### Work required
Copy every entry exactly as it reads and exclude whatever pictures appear.

### Given entries
◇ ◇ ◇

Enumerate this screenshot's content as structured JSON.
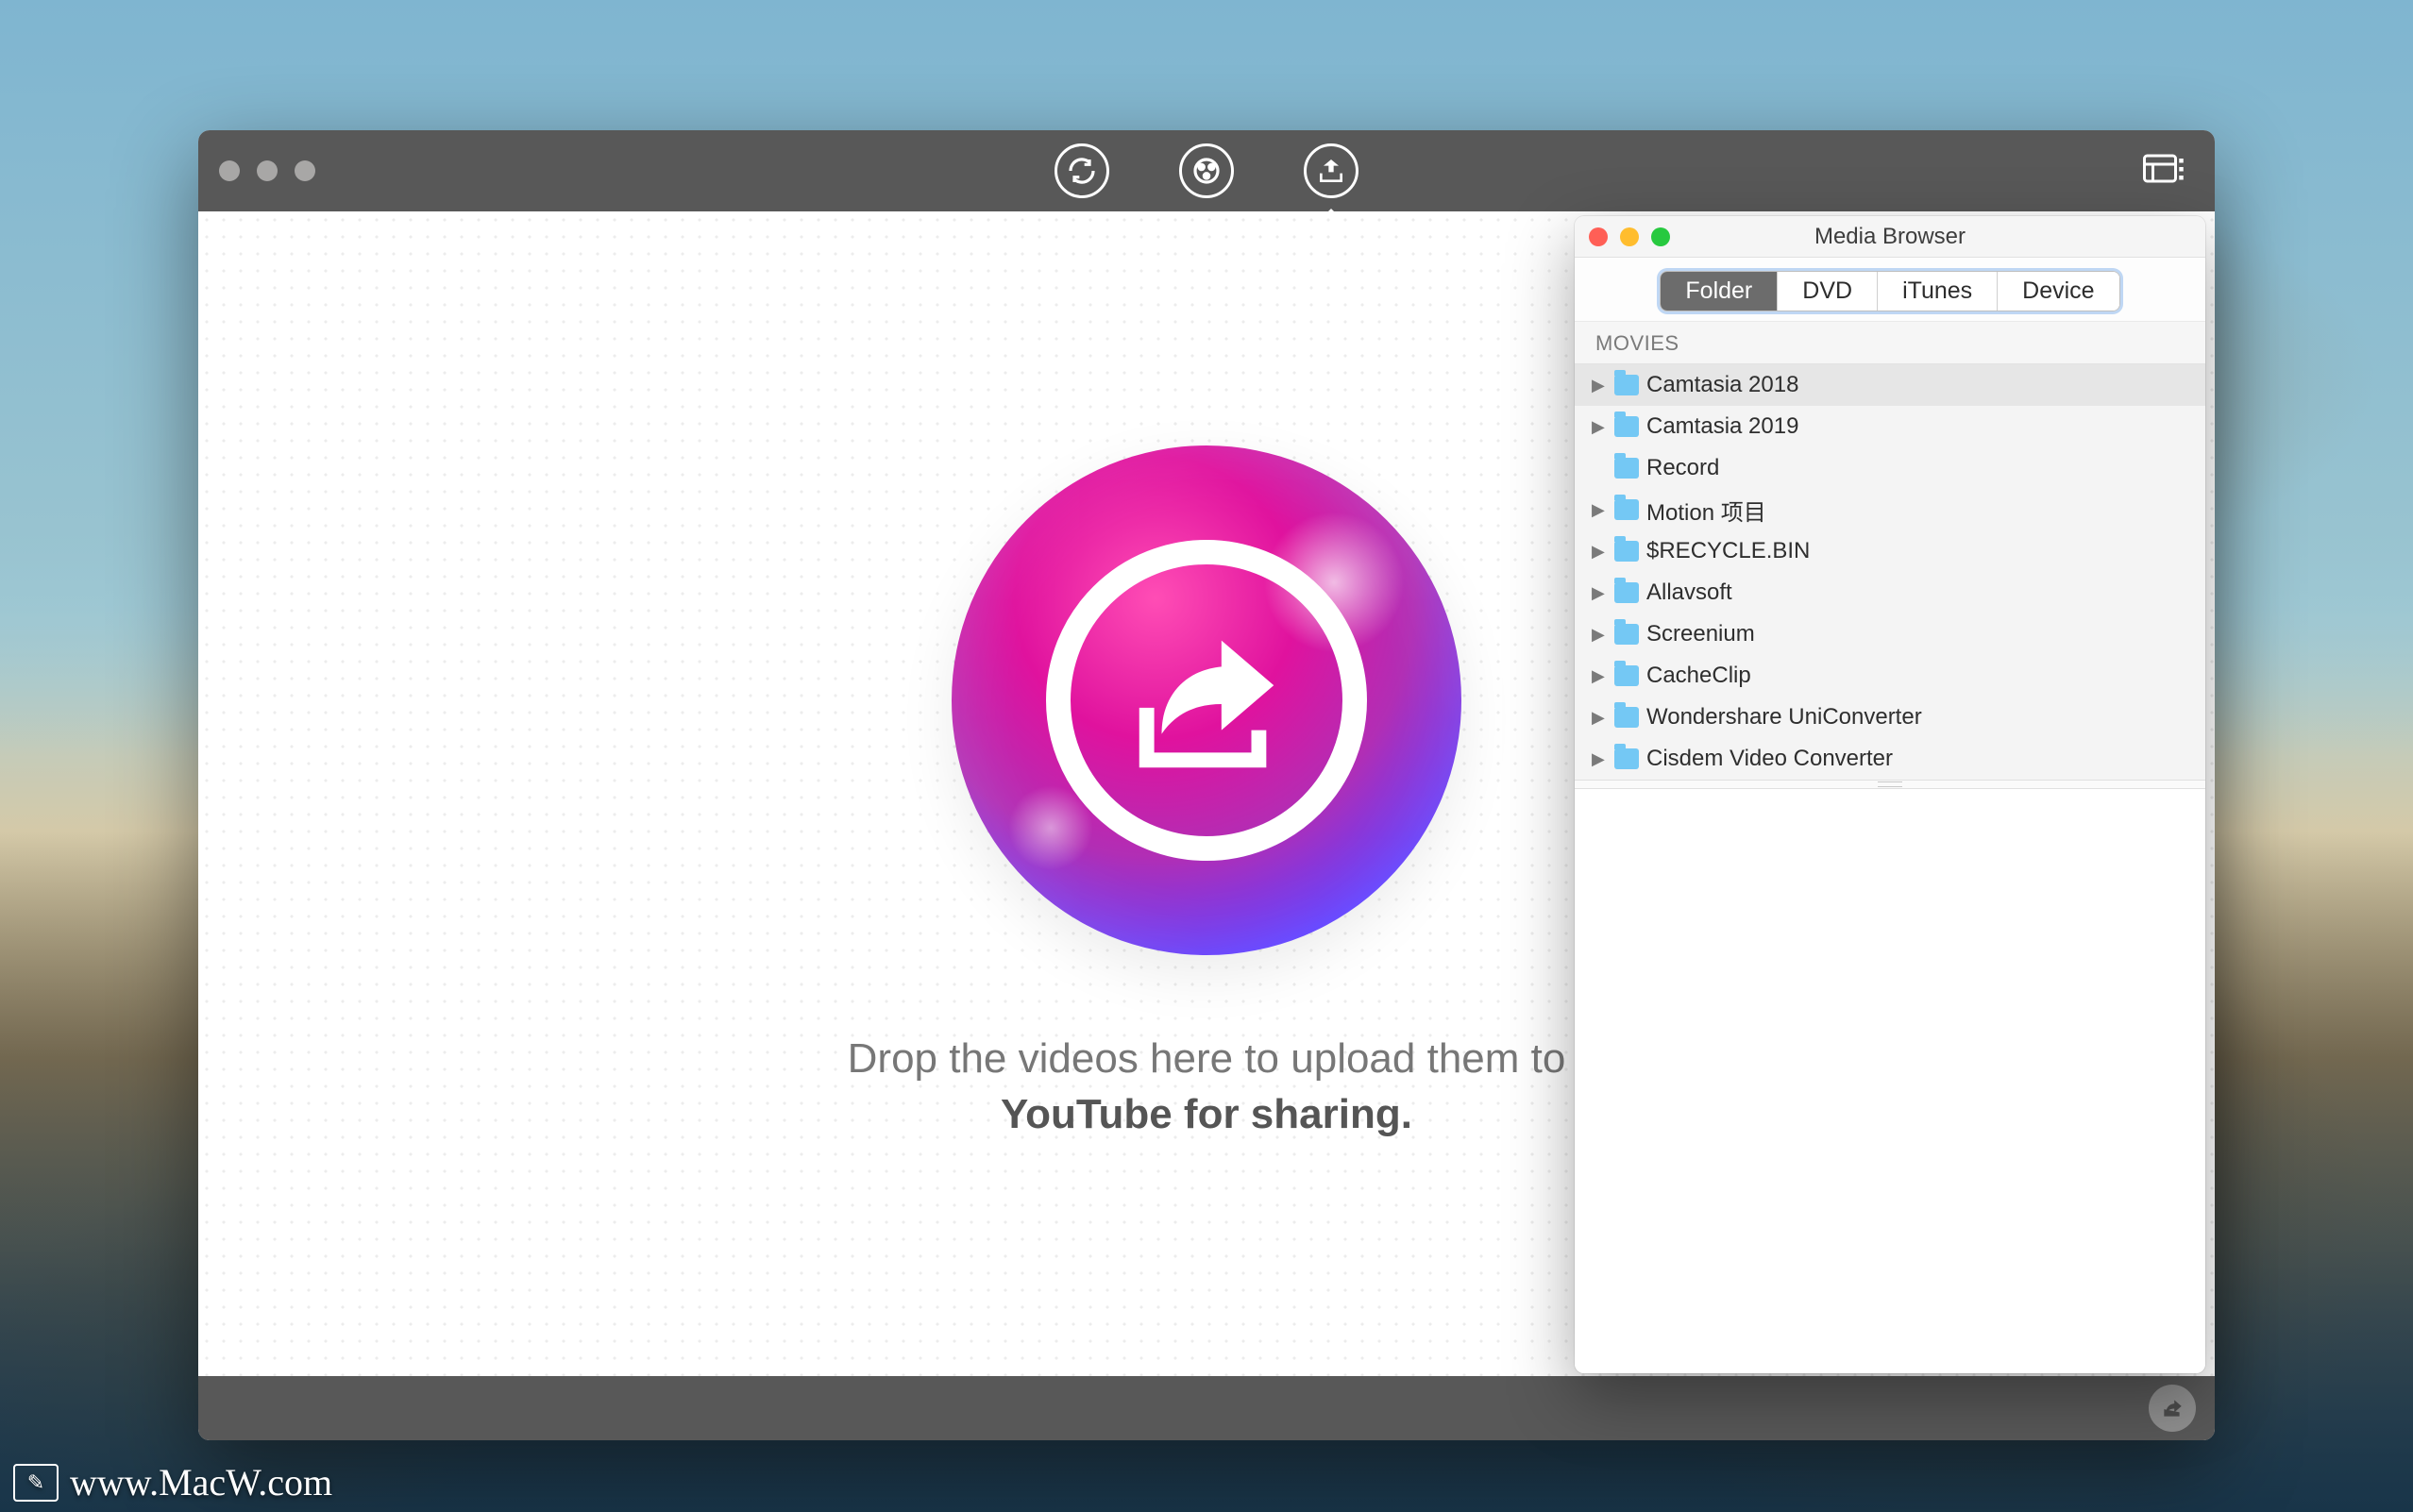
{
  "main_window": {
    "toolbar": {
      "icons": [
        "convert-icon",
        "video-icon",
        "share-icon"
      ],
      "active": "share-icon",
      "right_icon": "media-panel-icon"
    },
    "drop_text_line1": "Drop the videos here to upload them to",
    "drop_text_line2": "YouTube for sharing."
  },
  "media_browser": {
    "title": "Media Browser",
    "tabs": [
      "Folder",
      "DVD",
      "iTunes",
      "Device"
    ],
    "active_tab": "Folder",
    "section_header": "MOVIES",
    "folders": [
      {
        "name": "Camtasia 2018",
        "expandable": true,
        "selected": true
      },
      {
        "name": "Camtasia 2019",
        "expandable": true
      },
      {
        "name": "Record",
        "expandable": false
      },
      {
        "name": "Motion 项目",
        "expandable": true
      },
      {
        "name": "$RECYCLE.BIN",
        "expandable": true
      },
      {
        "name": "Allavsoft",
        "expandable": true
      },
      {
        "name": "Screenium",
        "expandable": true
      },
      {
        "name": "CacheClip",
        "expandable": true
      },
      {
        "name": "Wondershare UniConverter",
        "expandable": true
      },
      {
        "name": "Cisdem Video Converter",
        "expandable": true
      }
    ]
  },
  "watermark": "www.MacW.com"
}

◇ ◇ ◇

### Solution for this exercise
Enumerate this screenshot's content as structured JSON.
{
  "main_window": {
    "toolbar": {
      "icons": [
        "convert-icon",
        "video-icon",
        "share-icon"
      ],
      "active": "share-icon",
      "right_icon": "media-panel-icon"
    },
    "drop_text_line1": "Drop the videos here to upload them to",
    "drop_text_line2": "YouTube for sharing."
  },
  "media_browser": {
    "title": "Media Browser",
    "tabs": [
      "Folder",
      "DVD",
      "iTunes",
      "Device"
    ],
    "active_tab": "Folder",
    "section_header": "MOVIES",
    "folders": [
      {
        "name": "Camtasia 2018",
        "expandable": true,
        "selected": true
      },
      {
        "name": "Camtasia 2019",
        "expandable": true
      },
      {
        "name": "Record",
        "expandable": false
      },
      {
        "name": "Motion 项目",
        "expandable": true
      },
      {
        "name": "$RECYCLE.BIN",
        "expandable": true
      },
      {
        "name": "Allavsoft",
        "expandable": true
      },
      {
        "name": "Screenium",
        "expandable": true
      },
      {
        "name": "CacheClip",
        "expandable": true
      },
      {
        "name": "Wondershare UniConverter",
        "expandable": true
      },
      {
        "name": "Cisdem Video Converter",
        "expandable": true
      }
    ]
  },
  "watermark": "www.MacW.com"
}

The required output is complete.